and consulting firms.Operations Research     During World War II. Military operations research (OR) teams were formed to deal with the complexity of the deployment. OR helps operations managers make decisions when problems are complex and wrong decisions are costly. enormous quantities of resources (personnel. industry. «) had to be deployed. operations researchers found their way back to universities. After the war. government. equipment. supplies. .

The Service Revolution       The creation of services organizations accelerated sharply after World War II. Thus there is a growing need for service operations management. Today. . more than two-thirds of the US workforce is twoemployed in services. About two-thirds of the US GDP is from services. twoThere is a huge trade surplus in services. Investment per office worker now exceeds the investment per factory worker.

better decisions over greater distances .The Computer Revolution       Explosive growth of computer and communication technologies Easy access to information and the availability of more information Advances in software applications such as Enterprise Resource Planning (ERP) software Widespread use of email More and more firms becoming involved in EEBusiness using the Internet Result: faster.

and Cost Challenges Rapid Expansion of Advanced Technologies Continued Growth of the Service Sector Scarcity of Operations Resources SocialSocial-Responsibility Issues . Customer Service.Today's Factors Affecting OM       Global Competition Quality.

EntryEntry-Level Jobs in OM       Purchasing planner/buyer Production (or operations) supervisor Production (or operations) scheduler/controller Production (or operations) analyst Inventory analyst Quality specialist .

Studying Operations Management   Operations as a System Decision Making in OM .

Operations as a System Production System Conversion Subsystem Control Subsystem Inputs Outputs .

Product Info. Social. Economic. Personnel. Utilities    . Capital. Primary Resources Materials. Technological Market Competition.Inputs of an Operations System    External Legal. Customer Desires.

Conversion Subsystem       Physical (Manufacturing) Locational Services (Transportation) Exchange Services (Retailing) Storage Services (Warehousing) Other Private Services (Insurance) Government Services (Federal) .

Outputs of an Operations System   Direct Products Services Indirect Waste Pollution Technological Advances      .

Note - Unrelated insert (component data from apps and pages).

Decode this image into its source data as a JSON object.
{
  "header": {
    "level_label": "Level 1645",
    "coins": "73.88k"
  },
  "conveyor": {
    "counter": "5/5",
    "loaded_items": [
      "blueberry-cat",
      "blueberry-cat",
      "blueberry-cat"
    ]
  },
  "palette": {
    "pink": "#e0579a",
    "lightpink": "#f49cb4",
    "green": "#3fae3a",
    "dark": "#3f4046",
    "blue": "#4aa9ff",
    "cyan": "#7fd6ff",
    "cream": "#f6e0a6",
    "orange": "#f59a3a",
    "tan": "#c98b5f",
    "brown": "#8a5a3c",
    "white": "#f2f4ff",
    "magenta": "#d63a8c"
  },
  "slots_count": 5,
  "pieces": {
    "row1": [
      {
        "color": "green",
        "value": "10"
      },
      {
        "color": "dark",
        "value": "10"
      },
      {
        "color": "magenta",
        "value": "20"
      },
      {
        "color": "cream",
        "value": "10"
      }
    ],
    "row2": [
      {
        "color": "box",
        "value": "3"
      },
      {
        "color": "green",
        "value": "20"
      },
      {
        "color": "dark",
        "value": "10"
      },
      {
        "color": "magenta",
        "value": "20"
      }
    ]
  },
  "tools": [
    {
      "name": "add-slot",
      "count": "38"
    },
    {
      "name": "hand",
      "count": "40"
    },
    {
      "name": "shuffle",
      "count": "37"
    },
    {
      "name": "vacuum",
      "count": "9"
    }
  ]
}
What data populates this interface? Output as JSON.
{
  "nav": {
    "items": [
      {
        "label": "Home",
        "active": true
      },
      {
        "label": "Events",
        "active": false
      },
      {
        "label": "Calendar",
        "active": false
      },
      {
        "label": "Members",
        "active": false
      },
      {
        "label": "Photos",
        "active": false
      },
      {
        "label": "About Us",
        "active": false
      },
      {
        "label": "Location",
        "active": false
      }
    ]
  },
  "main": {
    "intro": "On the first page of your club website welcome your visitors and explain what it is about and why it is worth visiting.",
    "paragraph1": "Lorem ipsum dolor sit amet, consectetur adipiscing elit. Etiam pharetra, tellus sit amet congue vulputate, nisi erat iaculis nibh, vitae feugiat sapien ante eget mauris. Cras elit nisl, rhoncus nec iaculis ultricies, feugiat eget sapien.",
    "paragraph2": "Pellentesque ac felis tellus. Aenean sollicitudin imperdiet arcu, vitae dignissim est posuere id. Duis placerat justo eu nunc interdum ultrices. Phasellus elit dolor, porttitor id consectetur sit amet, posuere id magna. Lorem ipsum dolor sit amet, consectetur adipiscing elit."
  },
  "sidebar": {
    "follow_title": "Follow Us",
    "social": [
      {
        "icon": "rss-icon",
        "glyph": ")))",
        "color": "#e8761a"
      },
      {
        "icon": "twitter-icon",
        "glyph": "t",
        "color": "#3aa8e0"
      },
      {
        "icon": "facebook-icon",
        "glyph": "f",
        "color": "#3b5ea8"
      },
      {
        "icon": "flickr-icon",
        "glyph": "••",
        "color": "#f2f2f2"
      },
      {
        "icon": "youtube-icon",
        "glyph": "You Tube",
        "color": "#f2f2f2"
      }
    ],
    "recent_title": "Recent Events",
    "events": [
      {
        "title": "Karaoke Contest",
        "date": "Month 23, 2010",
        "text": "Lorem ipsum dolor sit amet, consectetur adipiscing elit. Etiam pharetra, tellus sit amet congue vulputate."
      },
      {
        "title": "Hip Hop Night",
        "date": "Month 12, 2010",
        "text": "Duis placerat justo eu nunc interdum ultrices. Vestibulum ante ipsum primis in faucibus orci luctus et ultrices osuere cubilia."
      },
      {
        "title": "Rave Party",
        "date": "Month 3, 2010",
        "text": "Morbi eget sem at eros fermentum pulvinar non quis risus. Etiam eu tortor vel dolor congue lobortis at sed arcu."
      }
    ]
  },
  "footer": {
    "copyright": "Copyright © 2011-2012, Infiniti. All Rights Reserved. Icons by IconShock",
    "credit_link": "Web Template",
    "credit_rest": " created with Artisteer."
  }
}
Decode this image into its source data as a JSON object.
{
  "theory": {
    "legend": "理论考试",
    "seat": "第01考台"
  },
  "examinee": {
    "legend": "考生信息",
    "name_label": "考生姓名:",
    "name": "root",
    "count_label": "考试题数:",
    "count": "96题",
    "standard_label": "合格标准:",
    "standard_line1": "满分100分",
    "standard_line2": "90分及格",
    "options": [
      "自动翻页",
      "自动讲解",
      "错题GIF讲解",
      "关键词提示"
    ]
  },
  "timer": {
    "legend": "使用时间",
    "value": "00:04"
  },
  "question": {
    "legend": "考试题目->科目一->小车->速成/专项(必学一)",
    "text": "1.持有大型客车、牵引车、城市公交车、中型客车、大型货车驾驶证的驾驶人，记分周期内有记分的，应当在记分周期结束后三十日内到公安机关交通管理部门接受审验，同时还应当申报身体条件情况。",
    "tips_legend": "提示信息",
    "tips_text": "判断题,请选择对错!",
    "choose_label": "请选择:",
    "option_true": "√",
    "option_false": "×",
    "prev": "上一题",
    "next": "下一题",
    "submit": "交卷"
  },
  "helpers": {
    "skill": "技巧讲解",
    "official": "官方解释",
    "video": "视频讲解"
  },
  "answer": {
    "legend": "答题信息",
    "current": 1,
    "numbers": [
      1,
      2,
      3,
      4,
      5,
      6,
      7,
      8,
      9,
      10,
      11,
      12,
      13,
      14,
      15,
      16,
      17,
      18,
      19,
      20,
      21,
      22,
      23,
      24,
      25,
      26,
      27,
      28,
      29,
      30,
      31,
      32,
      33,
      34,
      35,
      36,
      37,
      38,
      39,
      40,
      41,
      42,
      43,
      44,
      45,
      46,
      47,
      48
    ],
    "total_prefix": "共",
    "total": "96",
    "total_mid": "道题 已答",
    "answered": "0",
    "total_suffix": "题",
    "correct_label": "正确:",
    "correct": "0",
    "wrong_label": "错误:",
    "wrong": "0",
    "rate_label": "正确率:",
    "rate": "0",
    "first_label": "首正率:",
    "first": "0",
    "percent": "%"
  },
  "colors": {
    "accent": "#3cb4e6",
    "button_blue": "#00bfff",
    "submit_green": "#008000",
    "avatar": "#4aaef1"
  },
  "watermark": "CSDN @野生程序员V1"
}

accounting. To succeed. and engineering alone. finance. We focus on OM as we think of global competitiveness. . because that is where the vast majority of a firm¶s workers. and expenses reside.Production as an Organization Function    US companies cannot compete with marketing. a firm must have a strong operations function teaming with the other organization functions. capital assets.

Decision Making in OM    Strategic Decisions Operating Decisions Control Decisions .

Examples include deciding: the design for a new product¶s production process where to locate a new factory whether to launch a new-product development plan new   .Strategic Decisions   These decisions are of strategic importance and have longlong-term significance for the organization.

Examples include deciding: how much finished-goods inventory to carry finishedthe amount of overtime to use next week the details for purchasing raw material next month    .Operating Decisions   These decisions are necessary if the ongoing production of goods and services is to satisfy market demands and provide profits.

Control Decisions   These decisions concern the day-to-day activities of day-toworkers. quality of products and services. and machine maintenance. Examples include deciding: labor cost standards for a new product frequency of preventive maintenance new quality control acceptance criteria    . production and overhead costs.

What Controls the Operations System?    Information about the outputs. management must take corrective action to maintain control of the system . and the inputs is fed back to management. This information is matched with management¶s expectations When there is a difference. the conversions.

and Control  . Operating.WrapWrap-Up: World Class Practice    OM important in any organization Global competition forces rapid evolution of OM Decision based framework focus of course Strategic.